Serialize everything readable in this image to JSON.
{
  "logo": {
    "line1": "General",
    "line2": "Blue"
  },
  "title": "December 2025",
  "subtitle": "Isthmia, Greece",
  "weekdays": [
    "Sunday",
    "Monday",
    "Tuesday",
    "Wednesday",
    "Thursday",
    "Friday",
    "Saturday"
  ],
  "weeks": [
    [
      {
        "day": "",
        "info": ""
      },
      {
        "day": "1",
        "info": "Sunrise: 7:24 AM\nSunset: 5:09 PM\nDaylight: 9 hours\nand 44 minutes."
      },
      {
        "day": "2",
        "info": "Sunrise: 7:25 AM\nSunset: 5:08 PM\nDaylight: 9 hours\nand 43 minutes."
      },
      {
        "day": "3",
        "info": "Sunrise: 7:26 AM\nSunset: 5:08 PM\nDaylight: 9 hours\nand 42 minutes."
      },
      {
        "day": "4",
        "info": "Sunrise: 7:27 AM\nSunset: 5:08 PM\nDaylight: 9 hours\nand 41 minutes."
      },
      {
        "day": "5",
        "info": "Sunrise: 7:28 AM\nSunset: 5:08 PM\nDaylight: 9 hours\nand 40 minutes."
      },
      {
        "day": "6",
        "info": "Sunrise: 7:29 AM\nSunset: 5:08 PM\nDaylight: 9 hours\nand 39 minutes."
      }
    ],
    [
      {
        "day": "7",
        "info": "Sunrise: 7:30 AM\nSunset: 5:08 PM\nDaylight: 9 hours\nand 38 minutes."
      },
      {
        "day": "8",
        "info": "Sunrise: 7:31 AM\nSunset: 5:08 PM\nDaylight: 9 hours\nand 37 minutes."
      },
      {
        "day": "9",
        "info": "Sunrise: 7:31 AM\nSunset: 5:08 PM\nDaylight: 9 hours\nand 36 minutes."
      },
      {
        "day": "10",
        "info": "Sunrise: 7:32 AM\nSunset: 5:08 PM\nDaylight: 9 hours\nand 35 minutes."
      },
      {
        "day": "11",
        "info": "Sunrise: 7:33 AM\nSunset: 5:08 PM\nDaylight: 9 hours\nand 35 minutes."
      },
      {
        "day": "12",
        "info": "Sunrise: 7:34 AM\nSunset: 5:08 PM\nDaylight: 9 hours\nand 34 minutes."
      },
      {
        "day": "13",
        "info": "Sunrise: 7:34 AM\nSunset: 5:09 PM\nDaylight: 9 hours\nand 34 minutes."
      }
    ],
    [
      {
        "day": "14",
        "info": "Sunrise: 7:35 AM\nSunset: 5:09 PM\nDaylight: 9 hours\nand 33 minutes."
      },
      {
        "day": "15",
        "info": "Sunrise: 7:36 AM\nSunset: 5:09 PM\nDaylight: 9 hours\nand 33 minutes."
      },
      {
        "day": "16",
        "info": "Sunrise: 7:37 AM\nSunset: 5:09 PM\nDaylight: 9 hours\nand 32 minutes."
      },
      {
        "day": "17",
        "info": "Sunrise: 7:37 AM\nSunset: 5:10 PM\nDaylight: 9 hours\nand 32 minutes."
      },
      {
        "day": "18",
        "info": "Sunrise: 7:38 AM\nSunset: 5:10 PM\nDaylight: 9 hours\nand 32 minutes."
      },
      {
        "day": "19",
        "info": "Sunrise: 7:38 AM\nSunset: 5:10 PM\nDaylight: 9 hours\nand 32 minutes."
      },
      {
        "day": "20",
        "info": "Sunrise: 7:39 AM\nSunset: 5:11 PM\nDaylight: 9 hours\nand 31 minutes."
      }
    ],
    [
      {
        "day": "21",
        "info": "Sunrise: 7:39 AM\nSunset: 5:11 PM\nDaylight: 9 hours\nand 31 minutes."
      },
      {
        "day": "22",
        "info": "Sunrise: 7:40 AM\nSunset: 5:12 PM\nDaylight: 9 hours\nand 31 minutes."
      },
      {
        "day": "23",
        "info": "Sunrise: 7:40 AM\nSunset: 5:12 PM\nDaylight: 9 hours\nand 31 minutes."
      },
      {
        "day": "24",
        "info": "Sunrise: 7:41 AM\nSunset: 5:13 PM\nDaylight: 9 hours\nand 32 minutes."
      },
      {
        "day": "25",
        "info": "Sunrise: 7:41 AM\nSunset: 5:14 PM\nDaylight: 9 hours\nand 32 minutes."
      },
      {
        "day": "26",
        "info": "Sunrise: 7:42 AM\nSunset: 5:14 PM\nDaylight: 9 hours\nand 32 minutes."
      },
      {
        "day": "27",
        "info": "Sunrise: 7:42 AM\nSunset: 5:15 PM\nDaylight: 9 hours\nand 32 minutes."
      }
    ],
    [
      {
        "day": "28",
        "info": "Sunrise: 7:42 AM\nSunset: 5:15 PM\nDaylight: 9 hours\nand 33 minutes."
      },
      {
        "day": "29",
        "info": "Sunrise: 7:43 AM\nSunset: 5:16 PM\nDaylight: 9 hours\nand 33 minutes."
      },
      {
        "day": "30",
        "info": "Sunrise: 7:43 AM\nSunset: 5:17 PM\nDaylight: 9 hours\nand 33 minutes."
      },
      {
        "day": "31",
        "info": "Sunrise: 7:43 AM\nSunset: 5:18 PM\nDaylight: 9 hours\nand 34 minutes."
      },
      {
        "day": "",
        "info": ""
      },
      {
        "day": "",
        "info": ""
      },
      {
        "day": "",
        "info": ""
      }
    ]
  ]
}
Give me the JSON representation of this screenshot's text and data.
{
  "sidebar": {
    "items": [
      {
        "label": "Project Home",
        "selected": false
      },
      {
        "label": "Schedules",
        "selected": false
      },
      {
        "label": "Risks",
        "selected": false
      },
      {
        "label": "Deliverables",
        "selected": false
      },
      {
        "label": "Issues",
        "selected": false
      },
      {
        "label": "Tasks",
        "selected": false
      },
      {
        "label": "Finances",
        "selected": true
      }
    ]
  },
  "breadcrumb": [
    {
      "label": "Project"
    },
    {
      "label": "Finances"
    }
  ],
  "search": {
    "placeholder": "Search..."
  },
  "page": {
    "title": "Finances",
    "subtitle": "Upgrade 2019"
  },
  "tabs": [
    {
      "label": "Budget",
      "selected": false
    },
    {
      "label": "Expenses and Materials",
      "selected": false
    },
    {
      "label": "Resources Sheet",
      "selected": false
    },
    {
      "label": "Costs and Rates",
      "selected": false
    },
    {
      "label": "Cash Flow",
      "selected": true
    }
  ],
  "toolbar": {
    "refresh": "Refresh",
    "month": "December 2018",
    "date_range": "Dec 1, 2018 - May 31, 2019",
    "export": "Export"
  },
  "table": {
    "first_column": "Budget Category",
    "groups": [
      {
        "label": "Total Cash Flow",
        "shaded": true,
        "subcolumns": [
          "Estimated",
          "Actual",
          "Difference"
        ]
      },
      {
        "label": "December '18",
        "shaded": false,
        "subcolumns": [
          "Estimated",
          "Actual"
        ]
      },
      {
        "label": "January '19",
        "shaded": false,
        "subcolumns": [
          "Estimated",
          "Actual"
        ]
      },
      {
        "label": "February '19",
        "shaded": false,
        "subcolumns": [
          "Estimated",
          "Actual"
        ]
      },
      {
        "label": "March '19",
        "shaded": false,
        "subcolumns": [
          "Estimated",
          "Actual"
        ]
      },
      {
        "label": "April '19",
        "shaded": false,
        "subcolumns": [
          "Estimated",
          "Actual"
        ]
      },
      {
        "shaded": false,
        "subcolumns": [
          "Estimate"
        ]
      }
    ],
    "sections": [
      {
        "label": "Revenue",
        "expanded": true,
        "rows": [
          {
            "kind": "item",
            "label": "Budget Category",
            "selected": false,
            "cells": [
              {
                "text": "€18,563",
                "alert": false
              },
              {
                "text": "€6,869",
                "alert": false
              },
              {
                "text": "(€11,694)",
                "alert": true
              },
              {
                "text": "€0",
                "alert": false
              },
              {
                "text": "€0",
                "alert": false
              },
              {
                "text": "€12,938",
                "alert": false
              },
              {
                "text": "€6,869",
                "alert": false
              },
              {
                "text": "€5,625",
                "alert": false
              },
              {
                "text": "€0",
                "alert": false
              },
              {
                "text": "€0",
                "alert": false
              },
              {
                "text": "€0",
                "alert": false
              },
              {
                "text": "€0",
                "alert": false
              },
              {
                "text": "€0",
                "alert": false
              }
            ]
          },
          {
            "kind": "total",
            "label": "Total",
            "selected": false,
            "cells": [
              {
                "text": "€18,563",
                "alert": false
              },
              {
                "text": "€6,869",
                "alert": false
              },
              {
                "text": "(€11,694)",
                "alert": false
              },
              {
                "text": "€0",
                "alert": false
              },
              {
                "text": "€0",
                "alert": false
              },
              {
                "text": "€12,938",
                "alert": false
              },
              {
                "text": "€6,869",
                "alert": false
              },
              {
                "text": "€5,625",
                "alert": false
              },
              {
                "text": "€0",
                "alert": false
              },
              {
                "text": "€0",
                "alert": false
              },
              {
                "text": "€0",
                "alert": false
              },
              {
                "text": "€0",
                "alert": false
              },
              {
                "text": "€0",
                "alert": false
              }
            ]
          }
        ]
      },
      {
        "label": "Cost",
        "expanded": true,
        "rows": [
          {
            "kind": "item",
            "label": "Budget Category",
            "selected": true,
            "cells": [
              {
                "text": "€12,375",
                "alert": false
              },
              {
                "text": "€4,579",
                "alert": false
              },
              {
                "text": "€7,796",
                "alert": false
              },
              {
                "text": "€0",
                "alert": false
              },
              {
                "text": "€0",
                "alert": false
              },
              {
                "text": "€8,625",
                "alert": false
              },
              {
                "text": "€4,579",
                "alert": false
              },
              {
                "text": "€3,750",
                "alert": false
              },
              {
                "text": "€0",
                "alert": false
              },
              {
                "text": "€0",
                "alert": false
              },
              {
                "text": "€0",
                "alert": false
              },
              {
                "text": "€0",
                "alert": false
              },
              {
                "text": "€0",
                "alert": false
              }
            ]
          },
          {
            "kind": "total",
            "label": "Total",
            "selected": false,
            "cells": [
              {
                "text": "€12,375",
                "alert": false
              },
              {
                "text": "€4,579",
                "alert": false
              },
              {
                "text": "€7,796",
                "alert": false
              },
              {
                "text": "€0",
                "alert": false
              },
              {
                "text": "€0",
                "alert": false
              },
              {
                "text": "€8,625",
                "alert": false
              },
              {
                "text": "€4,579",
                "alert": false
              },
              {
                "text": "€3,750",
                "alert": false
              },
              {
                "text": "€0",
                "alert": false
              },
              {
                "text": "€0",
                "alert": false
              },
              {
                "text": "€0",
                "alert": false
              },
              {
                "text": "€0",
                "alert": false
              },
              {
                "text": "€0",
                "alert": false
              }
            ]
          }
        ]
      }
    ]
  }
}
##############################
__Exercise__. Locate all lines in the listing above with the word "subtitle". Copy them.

__Exercise answer__.
  "subtitle": "Isthmia, Greece",
    "subtitle": "Upgrade 2019"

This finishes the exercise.